Would you count the lines in the entries below that contain "Website"? Reply with the number only.
'''
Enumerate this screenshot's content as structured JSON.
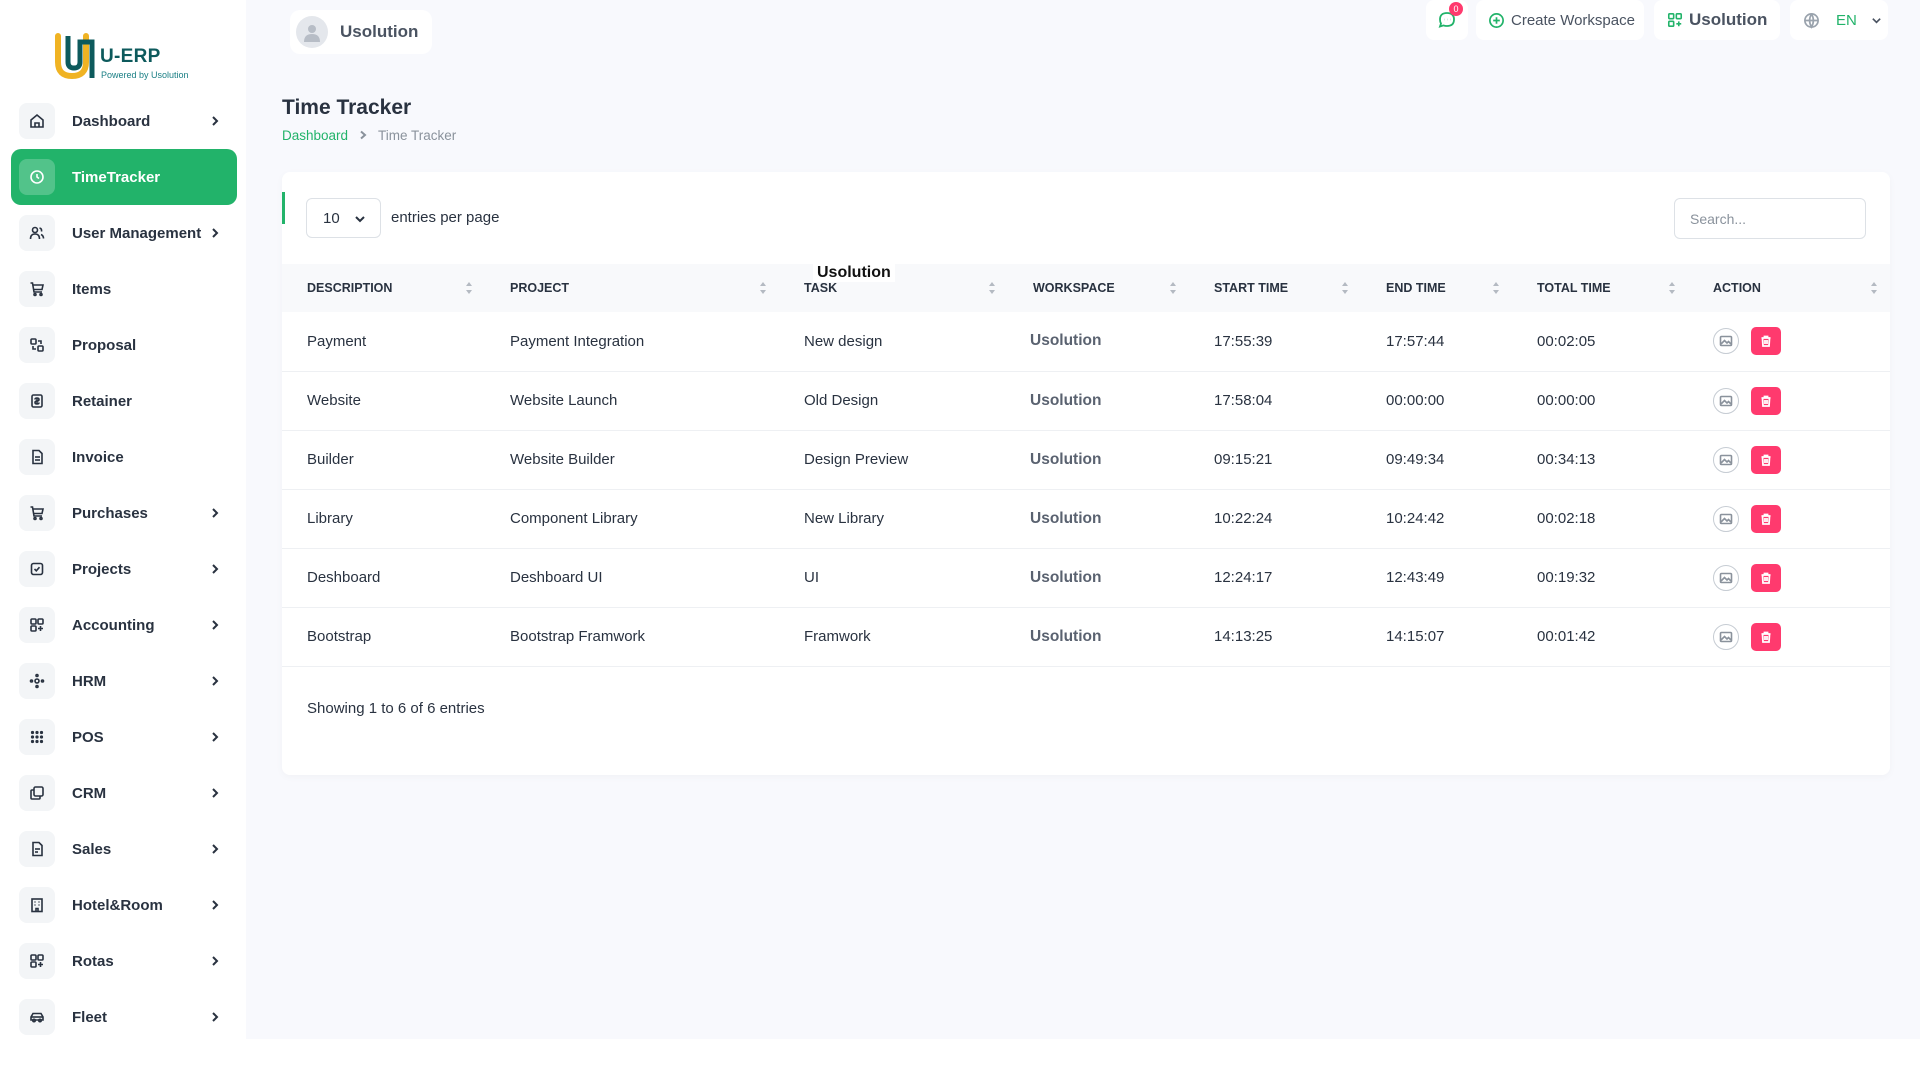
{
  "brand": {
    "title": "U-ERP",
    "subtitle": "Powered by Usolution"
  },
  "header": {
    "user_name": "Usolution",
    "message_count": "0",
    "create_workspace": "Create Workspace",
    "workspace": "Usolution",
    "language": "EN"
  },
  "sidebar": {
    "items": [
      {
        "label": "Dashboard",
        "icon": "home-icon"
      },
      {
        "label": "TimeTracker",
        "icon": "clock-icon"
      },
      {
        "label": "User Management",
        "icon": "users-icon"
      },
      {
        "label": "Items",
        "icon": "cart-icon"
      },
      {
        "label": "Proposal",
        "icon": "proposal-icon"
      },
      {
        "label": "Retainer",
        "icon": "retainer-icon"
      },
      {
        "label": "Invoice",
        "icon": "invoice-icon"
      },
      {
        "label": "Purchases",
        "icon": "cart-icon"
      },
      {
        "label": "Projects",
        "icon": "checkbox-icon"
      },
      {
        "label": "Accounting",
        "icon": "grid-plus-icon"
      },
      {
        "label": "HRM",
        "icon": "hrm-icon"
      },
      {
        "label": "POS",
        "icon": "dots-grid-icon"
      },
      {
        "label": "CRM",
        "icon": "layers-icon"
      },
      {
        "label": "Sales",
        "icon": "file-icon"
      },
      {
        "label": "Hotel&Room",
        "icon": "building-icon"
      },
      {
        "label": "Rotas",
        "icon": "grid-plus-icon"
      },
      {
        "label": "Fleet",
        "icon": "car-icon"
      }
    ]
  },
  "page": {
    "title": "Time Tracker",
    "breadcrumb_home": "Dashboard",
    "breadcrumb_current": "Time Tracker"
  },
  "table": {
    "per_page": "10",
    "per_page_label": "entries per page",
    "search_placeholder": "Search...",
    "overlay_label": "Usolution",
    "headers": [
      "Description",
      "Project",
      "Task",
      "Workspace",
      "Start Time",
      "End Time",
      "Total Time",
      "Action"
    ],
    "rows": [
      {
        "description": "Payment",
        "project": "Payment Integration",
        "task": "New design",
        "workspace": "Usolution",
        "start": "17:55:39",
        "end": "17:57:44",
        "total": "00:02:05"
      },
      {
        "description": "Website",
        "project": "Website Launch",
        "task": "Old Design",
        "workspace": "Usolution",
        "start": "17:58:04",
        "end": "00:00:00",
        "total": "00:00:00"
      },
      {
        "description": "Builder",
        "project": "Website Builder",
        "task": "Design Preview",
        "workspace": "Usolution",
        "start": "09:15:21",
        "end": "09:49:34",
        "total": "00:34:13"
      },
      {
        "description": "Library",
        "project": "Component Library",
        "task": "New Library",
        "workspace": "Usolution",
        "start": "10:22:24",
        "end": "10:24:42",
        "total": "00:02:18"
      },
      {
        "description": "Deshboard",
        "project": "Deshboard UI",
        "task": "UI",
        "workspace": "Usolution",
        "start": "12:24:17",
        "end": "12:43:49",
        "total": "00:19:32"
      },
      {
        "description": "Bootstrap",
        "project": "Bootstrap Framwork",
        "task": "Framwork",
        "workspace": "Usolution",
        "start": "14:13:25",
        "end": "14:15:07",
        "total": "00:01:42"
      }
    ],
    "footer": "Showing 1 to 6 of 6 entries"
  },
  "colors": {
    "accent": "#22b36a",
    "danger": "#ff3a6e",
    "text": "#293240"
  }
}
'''
Response area :: 3